That is the claim of 71-year-old Sir Jackie Stewart, who won his first of three drivers' world championships in 1969 at the age of 30.
When asked about 23-year-old German Vettel's chances of winning the title this year, Scot Stewart told Auto Motor und Sport: "He is too young for the world championship.
"He has all the time in the world to do it, and he will. The defeat will make him even stronger for 2011," he said at Interlagos.
"I can't even remember when I was 23 years old. You're far too immature for the title.
"I was 30 when I became champion for the first time, and 34 when I won my last one. And I can tell you that I was a better champion when I was 34," said Stewart.
He also advised Red Bull to take a strategic approach to the last two races of 2010.
"As a team boss, in their situation, I would say that the constructors' title is virtually in the bag. If I wanted the bonus of the drivers' title, I would put all my chips on Webber," said Stewart.
FIA to increase maximum F1 stewards penalty
(GMM) The FIA has moved to increase the maximum penalty that can be imposed by formula one stewards.
When Ferrari controversially breached the team orders rule at Hockenheim this year, the maximum financial penalty available to officials was $100,000.
"$100,000 is no penalty for a team whose budget is many, many multiples higher," Sir Jackie Stewart told Germany's Auto Motor und Sport in Brazil.
"For Ferrari, it's small change," he added.
The FIA's General Assembly met in Paris on Friday and proposed to increase the stewards' maximum penalty to EUR 250,000 by altering the international sporting code.
The higher penalty will not be relevant for the remaining two races of 2010, but Red Bull mogul Dietrich Mateschitz insists that team orders between Mark Webber and Sebastian Vettel will not apply.
"What Ferrari did, we certainly will not," he is quoted by Kleine Zeitung newspaper.
"It means that in the worst case, we are not world champions -- but then there is always next year," added the Austrian billionaire.
Vettel confirmed that team orders have not been discussed behind closed doors in Brazil.
"My team boss has said nothing," the German told Bild newspaper.
"I will drive my race and try to win.
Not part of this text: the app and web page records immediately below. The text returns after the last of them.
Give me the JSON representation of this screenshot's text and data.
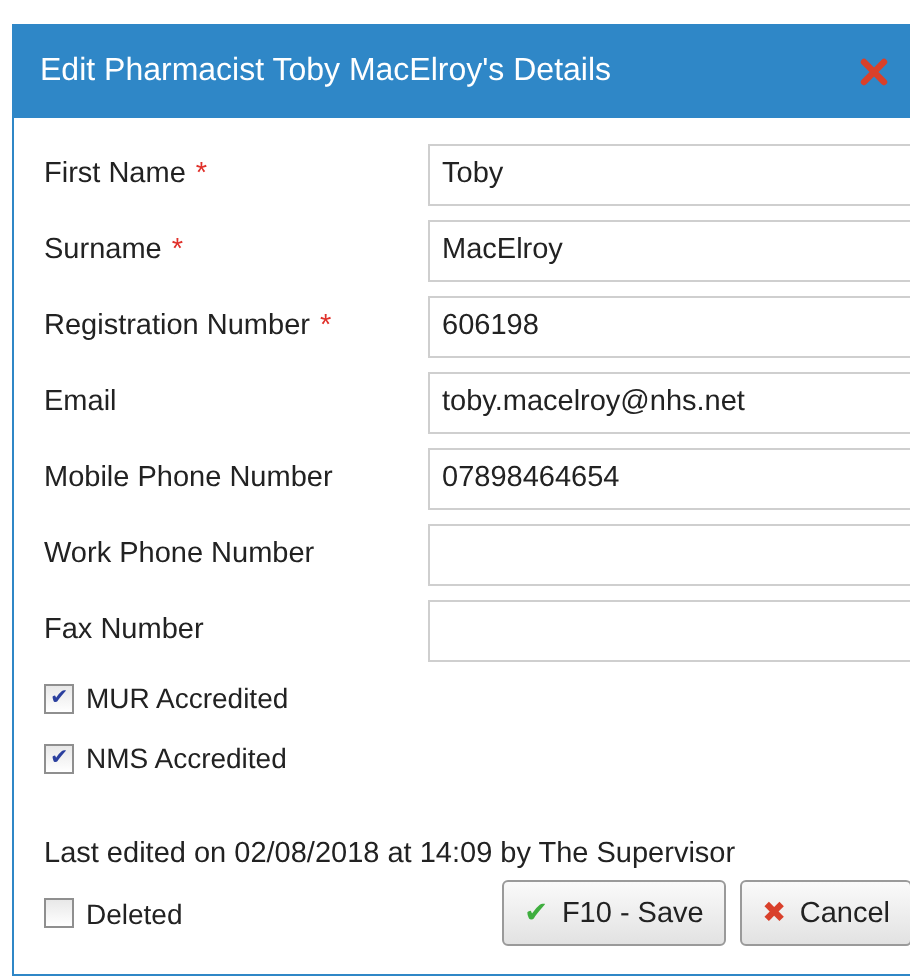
{
  "window": {
    "title": "Edit Pharmacist Toby MacElroy's Details"
  },
  "fields": [
    {
      "label": "First Name",
      "required": true,
      "value": "Toby"
    },
    {
      "label": "Surname",
      "required": true,
      "value": "MacElroy"
    },
    {
      "label": "Registration Number",
      "required": true,
      "value": "606198"
    },
    {
      "label": "Email",
      "required": false,
      "value": "toby.macelroy@nhs.net"
    },
    {
      "label": "Mobile Phone Number",
      "required": false,
      "value": "07898464654"
    },
    {
      "label": "Work Phone Number",
      "required": false
    },
    {
      "label": "Fax Number",
      "required": false
    }
  ],
  "required_mark": "*",
  "checkboxes": [
    {
      "label": "MUR Accredited",
      "checked": true
    },
    {
      "label": "NMS Accredited",
      "checked": true
    }
  ],
  "last_edited": "Last edited on 02/08/2018 at 14:09 by The Supervisor",
  "deleted": {
    "label": "Deleted",
    "checked": false
  },
  "buttons": [
    {
      "kind": "save",
      "icon": "✔",
      "label": "F10 - Save"
    },
    {
      "kind": "cancel",
      "icon": "✖",
      "label": "Cancel"
    }
  ]
}
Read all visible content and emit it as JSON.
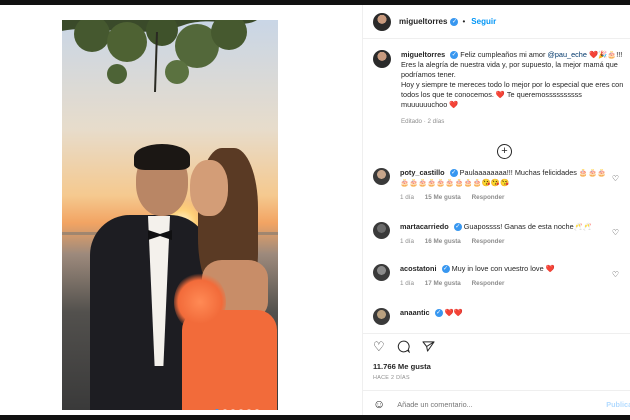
{
  "post": {
    "author": "migueltorres",
    "follow_label": "Seguir",
    "more_label": "•",
    "caption_user": "migueltorres",
    "caption_part1": "Feliz cumpleaños mi amor ",
    "caption_mention": "@pau_eche",
    "caption_part2": " ❤️🎉🎂!!! Eres la alegría de nuestra vida y, por supuesto, la mejor mamá que podríamos tener.",
    "caption_part3": "Hoy y siempre te mereces todo lo mejor por lo especial que eres con todos los que te conocemos. ❤️ Te queremossssssssss muuuuuuchoo ❤️",
    "edited_label": "Editado · 2 días",
    "add_more_icon": "plus-circle-icon"
  },
  "comments": [
    {
      "user": "poty_castillo",
      "text": "Paulaaaaaaaa!!! Muchas felicidades 🎂🎂🎂🎂🎂🎂🎂🎂🎂🎂🎂🎂😘😘😘",
      "time": "1 día",
      "likes": "15 Me gusta",
      "reply": "Responder",
      "avatar_color": "#c7a58b"
    },
    {
      "user": "martacarriedo",
      "text": "Guapossss! Ganas de esta noche🥂🥂",
      "time": "1 día",
      "likes": "16 Me gusta",
      "reply": "Responder",
      "avatar_color": "#6b6b6b"
    },
    {
      "user": "acostatoni",
      "text": "Muy in love con vuestro love ❤️",
      "time": "1 día",
      "likes": "17 Me gusta",
      "reply": "Responder",
      "avatar_color": "#8a8a8a"
    },
    {
      "user": "anaantic",
      "text": "❤️❤️",
      "time": "",
      "likes": "",
      "reply": "",
      "avatar_color": "#b9a07f"
    }
  ],
  "actions": {
    "likes_count": "11.766 Me gusta",
    "time_ago": "HACE 2 DÍAS",
    "comment_placeholder": "Añade un comentario...",
    "publish_label": "Publicar",
    "icons": [
      "heart-icon",
      "comment-icon",
      "share-icon",
      "emoji-icon"
    ]
  },
  "carousel": {
    "count": 6,
    "active_index": 0
  },
  "colors": {
    "accent": "#0095f6",
    "verified": "#3897f0",
    "muted": "#8e8e8e"
  }
}
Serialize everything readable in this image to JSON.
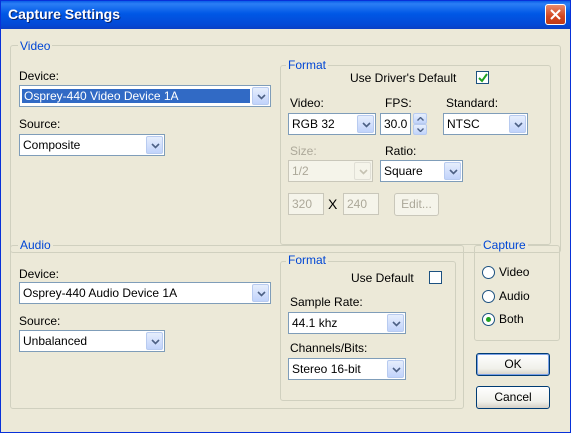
{
  "window": {
    "title": "Capture Settings"
  },
  "video": {
    "group_label": "Video",
    "device_label": "Device:",
    "device_value": "Osprey-440 Video Device 1A",
    "source_label": "Source:",
    "source_value": "Composite",
    "format": {
      "group_label": "Format",
      "use_driver_default_label": "Use Driver's Default",
      "use_driver_default_checked": true,
      "video_label": "Video:",
      "video_value": "RGB 32",
      "fps_label": "FPS:",
      "fps_value": "30.0",
      "standard_label": "Standard:",
      "standard_value": "NTSC",
      "size_label": "Size:",
      "size_value": "1/2",
      "ratio_label": "Ratio:",
      "ratio_value": "Square",
      "width_value": "320",
      "times_sign": "X",
      "height_value": "240",
      "edit_label": "Edit..."
    }
  },
  "audio": {
    "group_label": "Audio",
    "device_label": "Device:",
    "device_value": "Osprey-440 Audio Device 1A",
    "source_label": "Source:",
    "source_value": "Unbalanced",
    "format": {
      "group_label": "Format",
      "use_default_label": "Use Default",
      "use_default_checked": false,
      "sample_rate_label": "Sample Rate:",
      "sample_rate_value": "44.1 khz",
      "channels_label": "Channels/Bits:",
      "channels_value": "Stereo 16-bit"
    }
  },
  "capture": {
    "group_label": "Capture",
    "options": [
      {
        "label": "Video",
        "selected": false
      },
      {
        "label": "Audio",
        "selected": false
      },
      {
        "label": "Both",
        "selected": true
      }
    ]
  },
  "buttons": {
    "ok": "OK",
    "cancel": "Cancel"
  },
  "colors": {
    "title_bar": "#0058e6",
    "dialog_bg": "#ece9d8",
    "group_label": "#0046d5",
    "selection": "#316ac5",
    "close_button": "#d2461f"
  }
}
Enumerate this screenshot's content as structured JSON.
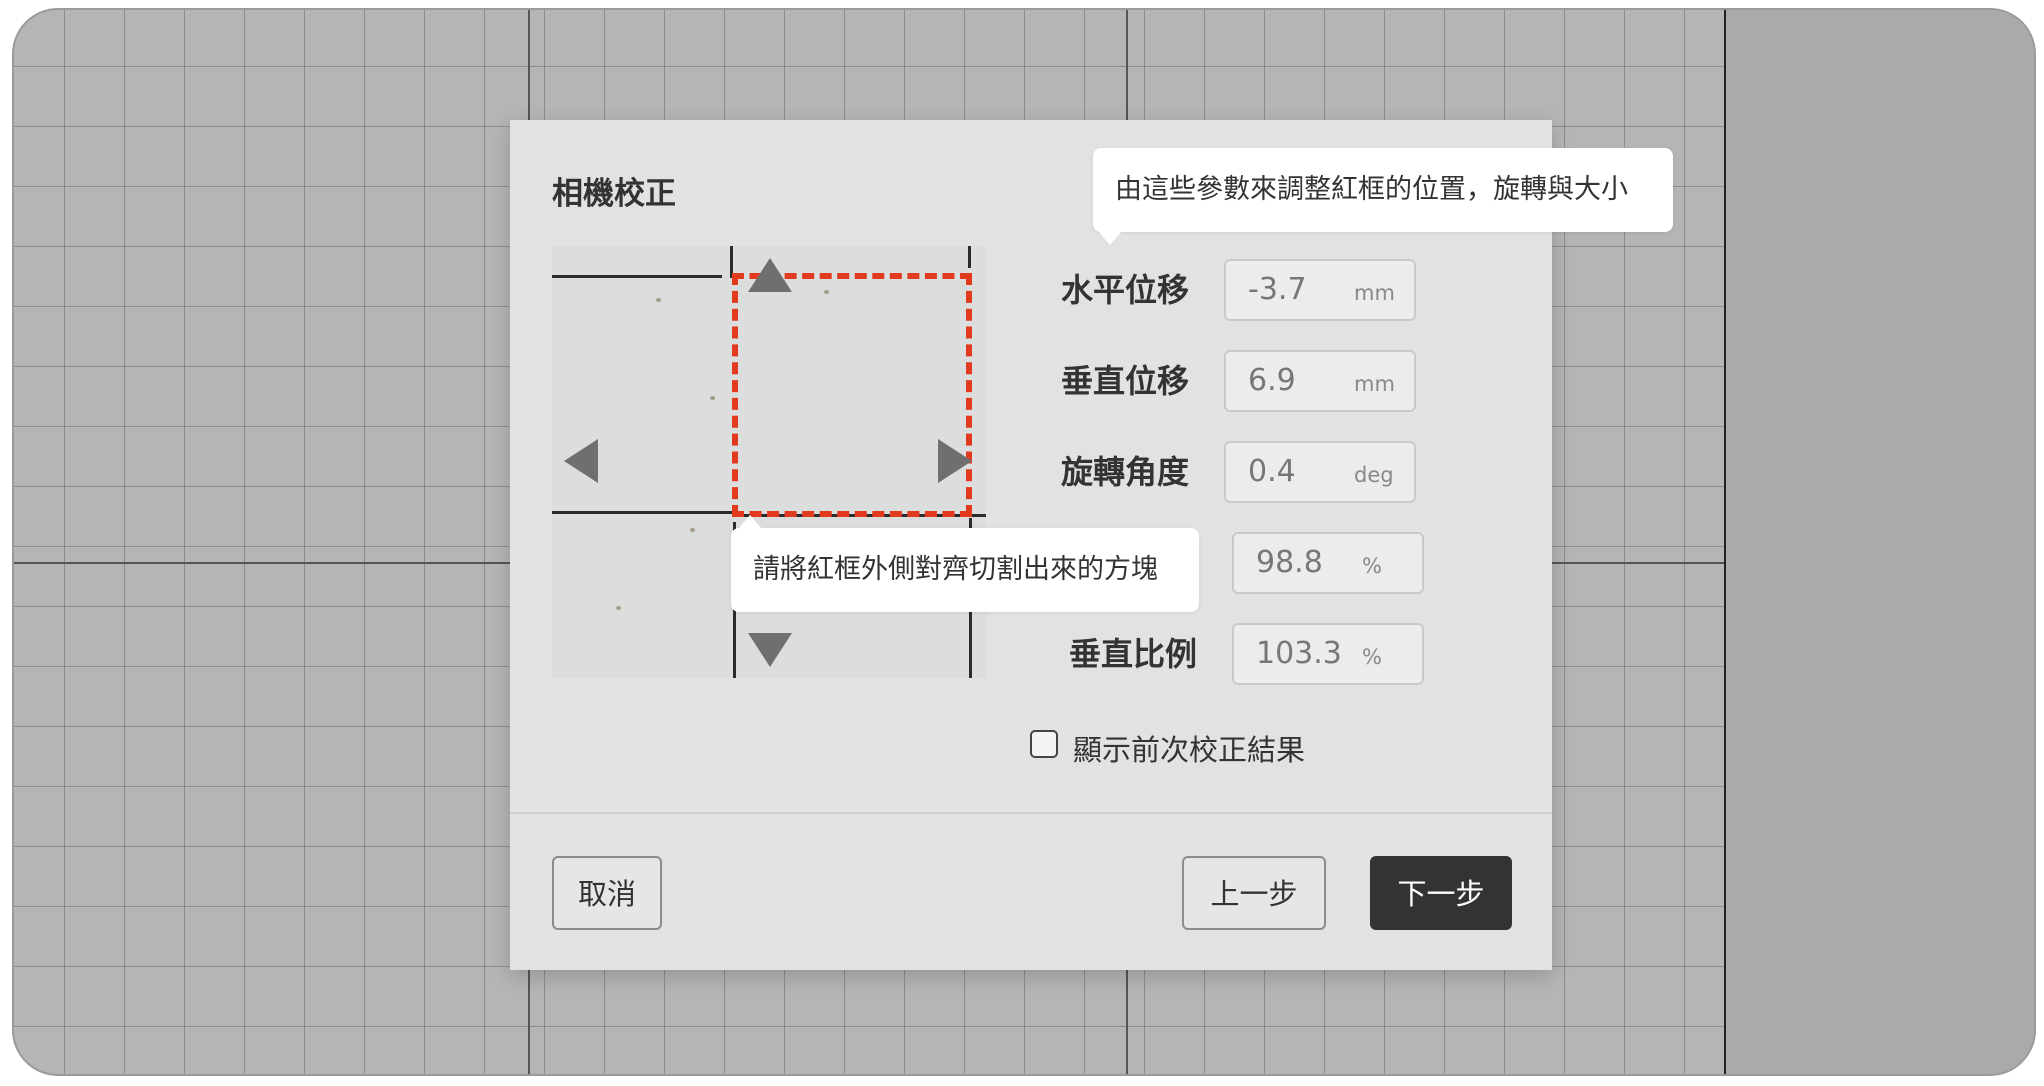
{
  "dialog": {
    "title": "相機校正",
    "tooltip_params": "由這些參數來調整紅框的位置，旋轉與大小",
    "tooltip_preview": "請將紅框外側對齊切割出來的方塊",
    "fields": [
      {
        "label": "水平位移",
        "value": "-3.7",
        "unit": "mm"
      },
      {
        "label": "垂直位移",
        "value": "6.9",
        "unit": "mm"
      },
      {
        "label": "旋轉角度",
        "value": "0.4",
        "unit": "deg"
      },
      {
        "label": "",
        "value": "98.8",
        "unit": "%"
      },
      {
        "label": "垂直比例",
        "value": "103.3",
        "unit": "%"
      }
    ],
    "checkbox_label": "顯示前次校正結果",
    "checkbox_checked": false,
    "buttons": {
      "cancel": "取消",
      "back": "上一步",
      "next": "下一步"
    }
  },
  "colors": {
    "accent_red": "#e23a1f",
    "primary_button": "#333333",
    "dialog_bg": "#e2e2e2",
    "workspace_bg": "#b5b5b5"
  },
  "icons": [
    "arrow-up-icon",
    "arrow-down-icon",
    "arrow-left-icon",
    "arrow-right-icon",
    "checkbox-icon"
  ]
}
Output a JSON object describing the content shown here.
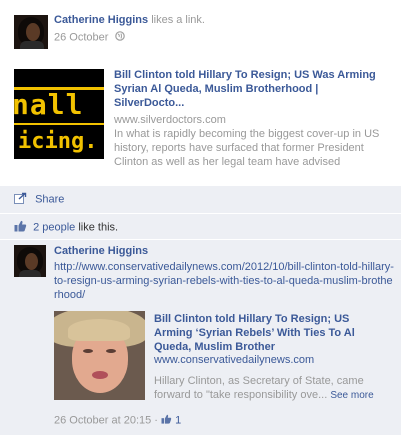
{
  "story": {
    "author": "Catherine Higgins",
    "action": "likes a link.",
    "date": "26 October",
    "privacy_icon": "globe-icon"
  },
  "share_card": {
    "thumb_text_top": "nall",
    "thumb_text_bottom": "icing.",
    "title": "Bill Clinton told Hillary To Resign; US Was Arming Syrian Al Queda, Muslim Brotherhood | SilverDocto...",
    "url": "www.silverdoctors.com",
    "description": "In what is rapidly becoming the biggest cover-up in US history, reports have surfaced that former President Clinton as well as her legal team have advised"
  },
  "ufi": {
    "share_label": "Share",
    "likes_link": "2 people",
    "likes_suffix": "like this."
  },
  "comment": {
    "author": "Catherine Higgins",
    "link_text": "http://www.conservativedailynews.com/2012/10/bill-clinton-told-hillary-to-resign-us-arming-syrian-rebels-with-ties-to-al-queda-muslim-brotherhood/",
    "card": {
      "title": "Bill Clinton told Hillary To Resign; US Arming ‘Syrian Rebels’ With Ties To Al Queda, Muslim Brother",
      "url": "www.conservativedailynews.com",
      "description": "Hillary Clinton, as Secretary of State, came forward to \"take responsibility ove...",
      "see_more": "See more"
    },
    "timestamp": "26 October at 20:15",
    "separator": "·",
    "like_count": "1"
  },
  "colors": {
    "link": "#3b5998",
    "muted": "#999999",
    "ufi_bg": "#edeff4",
    "thumb_bg": "#000000",
    "thumb_text": "#f2c200"
  }
}
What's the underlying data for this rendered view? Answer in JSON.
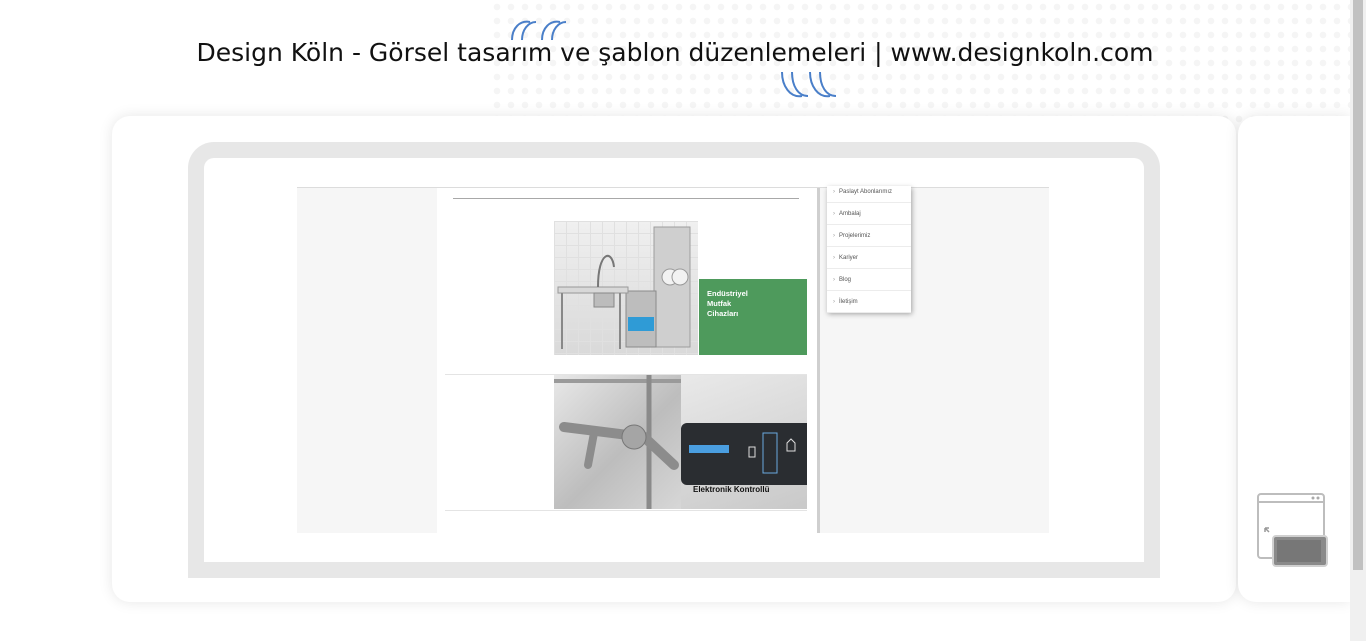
{
  "page": {
    "title": "Design Köln - Görsel tasarım ve şablon düzenlemeleri | www.designkoln.com"
  },
  "preview": {
    "menu_items": [
      "Paslayt Abonlarımız",
      "Ambalaj",
      "Projelerimiz",
      "Kariyer",
      "Blog",
      "İletişim"
    ],
    "product_1": {
      "label_lines": [
        "Endüstriyel",
        "Mutfak",
        "Cihazları"
      ],
      "accent_color": "#4e9a5c"
    },
    "product_2": {
      "label": "Elektronik Kontrollü"
    }
  },
  "controls": {
    "device_toggle_icon": "browser-mobile-switch-icon"
  },
  "colors": {
    "accent_blue": "#4a7fc9",
    "frame_gray": "#e7e7e7"
  }
}
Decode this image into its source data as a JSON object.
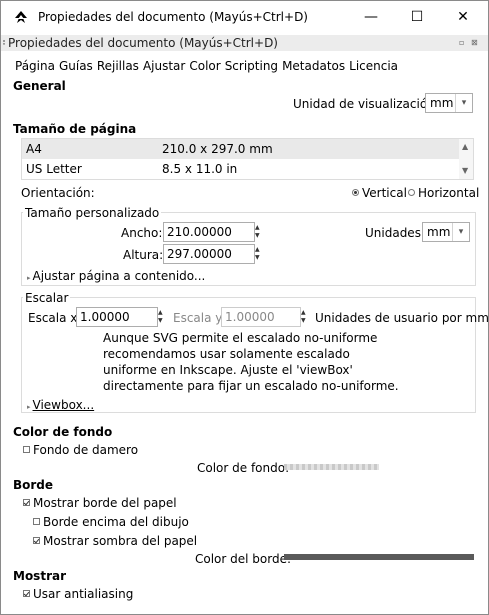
{
  "window": {
    "title": "Propiedades del documento (Mayús+Ctrl+D)",
    "minimize": "—",
    "maximize": "☐",
    "close": "✕"
  },
  "dock": {
    "title": "Propiedades del documento (Mayús+Ctrl+D)",
    "btn1": "▫",
    "btn2": "⊠"
  },
  "tabs": [
    "Página",
    "Guías",
    "Rejillas",
    "Ajustar",
    "Color",
    "Scripting",
    "Metadatos",
    "Licencia"
  ],
  "general": {
    "heading": "General",
    "display_units_label": "Unidad de visualización:",
    "display_units_value": "mm"
  },
  "page_size": {
    "heading": "Tamaño de página",
    "rows": [
      {
        "name": "A4",
        "size": "210.0 x 297.0 mm"
      },
      {
        "name": "US Letter",
        "size": "8.5 x 11.0 in"
      }
    ],
    "orientation_label": "Orientación:",
    "vertical": "Vertical",
    "horizontal": "Horizontal",
    "orientation_selected": "Vertical"
  },
  "custom_size": {
    "legend": "Tamaño personalizado",
    "width_label": "Ancho:",
    "width_value": "210.00000",
    "height_label": "Altura:",
    "height_value": "297.00000",
    "units_label": "Unidades:",
    "units_value": "mm",
    "fit_label": "Ajustar página a contenido..."
  },
  "scale": {
    "legend": "Escalar",
    "scale_x_label": "Escala x:",
    "scale_x_value": "1.00000",
    "scale_y_label": "Escala y:",
    "scale_y_value": "1.00000",
    "units_text": "Unidades de usuario por mm.",
    "note": "Aunque SVG permite el escalado no-uniforme recomendamos usar solamente escalado uniforme en Inkscape. Ajuste el 'viewBox' directamente para fijar un escalado no-uniforme.",
    "viewbox_label": "Viewbox..."
  },
  "background": {
    "heading": "Color de fondo",
    "checkerboard_label": "Fondo de damero",
    "checkerboard_checked": false,
    "color_label": "Color de fondo:"
  },
  "border": {
    "heading": "Borde",
    "show_border_label": "Mostrar borde del papel",
    "show_border_checked": true,
    "border_on_top_label": "Borde encima del dibujo",
    "border_on_top_checked": false,
    "show_shadow_label": "Mostrar sombra del papel",
    "show_shadow_checked": true,
    "color_label": "Color del borde:",
    "color": "#5a5a5a"
  },
  "display": {
    "heading": "Mostrar",
    "antialias_label": "Usar antialiasing",
    "antialias_checked": true
  }
}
If I cannot be first, I want to be second, and if I cannot be second, I want to be third," added Vettel.
HRT announces deal with former Telefonica boss
(GMM) HRT on Saturday morning confirmed reports the struggling Spanish team has agreed a deal with a new investor.
In a media statement, the team said former Telefonica president Juan Villalonga is partnering with Hispania's owner Jose Ramon Carabante.
"The immediate aim is to be able to have a much more competitive team," the statement read.
And Carabante said the money involved "is a sum that multiplies and enhances our ability to grow as a team".